### Task objective
Write only the number of lines in the entries below that contain the string "date".

[Recorded data]
--- START ---
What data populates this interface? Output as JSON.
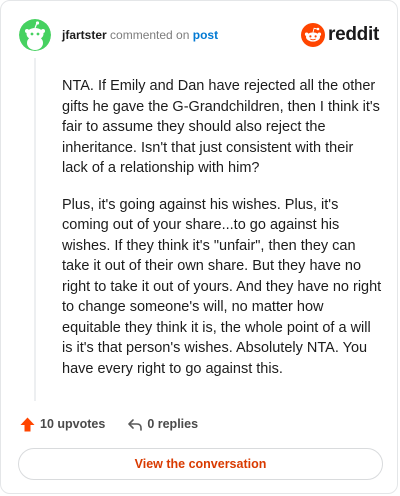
{
  "comment": {
    "username": "jfartster",
    "action": "commented on",
    "post_link": "post",
    "paragraphs": [
      "NTA. If Emily and Dan have rejected all the other gifts he gave the G-Grandchildren, then I think it's fair to assume they should also reject the inheritance. Isn't that just consistent with their lack of a relationship with him?",
      "Plus, it's going against his wishes. Plus, it's coming out of your share...to go against his wishes. If they think it's \"unfair\", then they can take it out of their own share. But they have no right to take it out of yours. And they have no right to change someone's will, no matter how equitable they think it is, the whole point of a will is it's that person's wishes. Absolutely NTA. You have every right to go against this."
    ]
  },
  "brand": {
    "name": "reddit",
    "color": "#ff4500",
    "icon": "reddit-snoo-icon"
  },
  "avatar": {
    "color": "#46d160",
    "icon": "snoo-avatar-icon"
  },
  "footer": {
    "upvotes_label": "10 upvotes",
    "replies_label": "0 replies",
    "upvote_icon": "upvote-arrow-icon",
    "reply_icon": "reply-arrow-icon",
    "upvote_color": "#ff4500"
  },
  "cta": {
    "label": "View the conversation",
    "color": "#d93a00"
  }
}
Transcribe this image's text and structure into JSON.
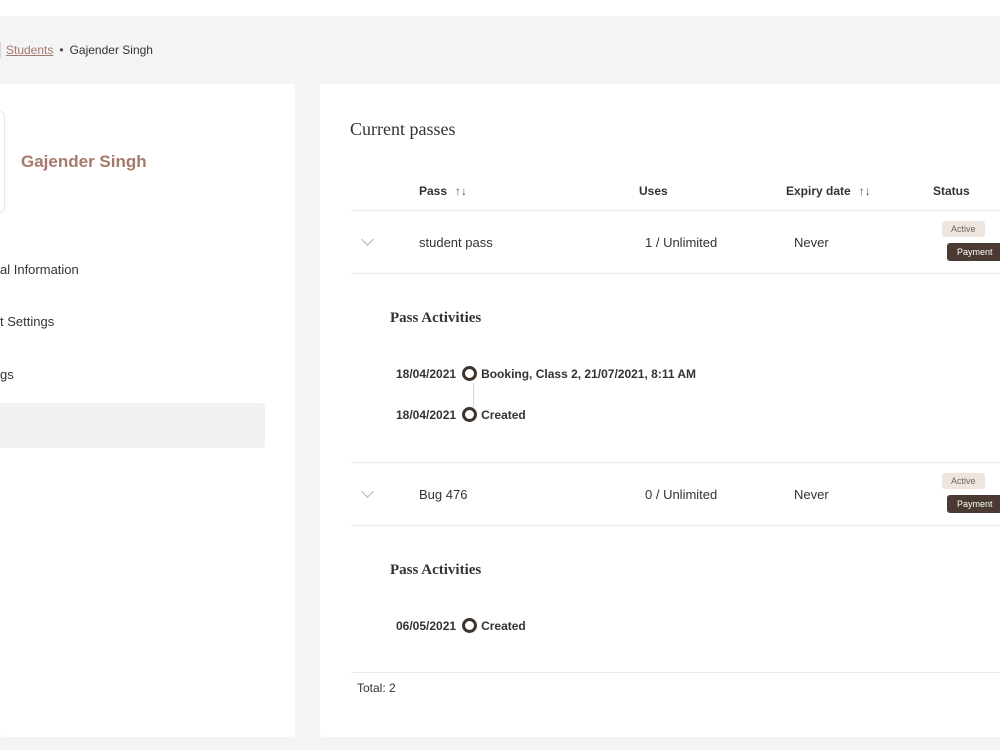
{
  "breadcrumb": {
    "link": "Students",
    "separator": "•",
    "current": "Gajender Singh"
  },
  "profile": {
    "name": "Gajender Singh"
  },
  "menu": {
    "items": [
      "al Information",
      "t Settings",
      "gs"
    ]
  },
  "passes": {
    "title": "Current passes",
    "columns": {
      "pass": "Pass",
      "uses": "Uses",
      "expiry": "Expiry date",
      "status": "Status",
      "sort_icon": "↑↓"
    },
    "rows": [
      {
        "name": "student pass",
        "uses": "1 / Unlimited",
        "expiry": "Never",
        "badge_status": "Active",
        "badge_payment": "Payment",
        "activities_title": "Pass Activities",
        "activities": [
          {
            "date": "18/04/2021",
            "text": "Booking, Class 2, 21/07/2021, 8:11 AM"
          },
          {
            "date": "18/04/2021",
            "text": "Created"
          }
        ]
      },
      {
        "name": "Bug 476",
        "uses": "0 / Unlimited",
        "expiry": "Never",
        "badge_status": "Active",
        "badge_payment": "Payment",
        "activities_title": "Pass Activities",
        "activities": [
          {
            "date": "06/05/2021",
            "text": "Created"
          }
        ]
      }
    ],
    "total": "Total: 2"
  },
  "colors": {
    "accent": "#a47a6c",
    "badge_active_bg": "#efe5df",
    "badge_payment_bg": "#4b3a32",
    "timeline_circle": "#3f332c"
  }
}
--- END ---
### Answer below
4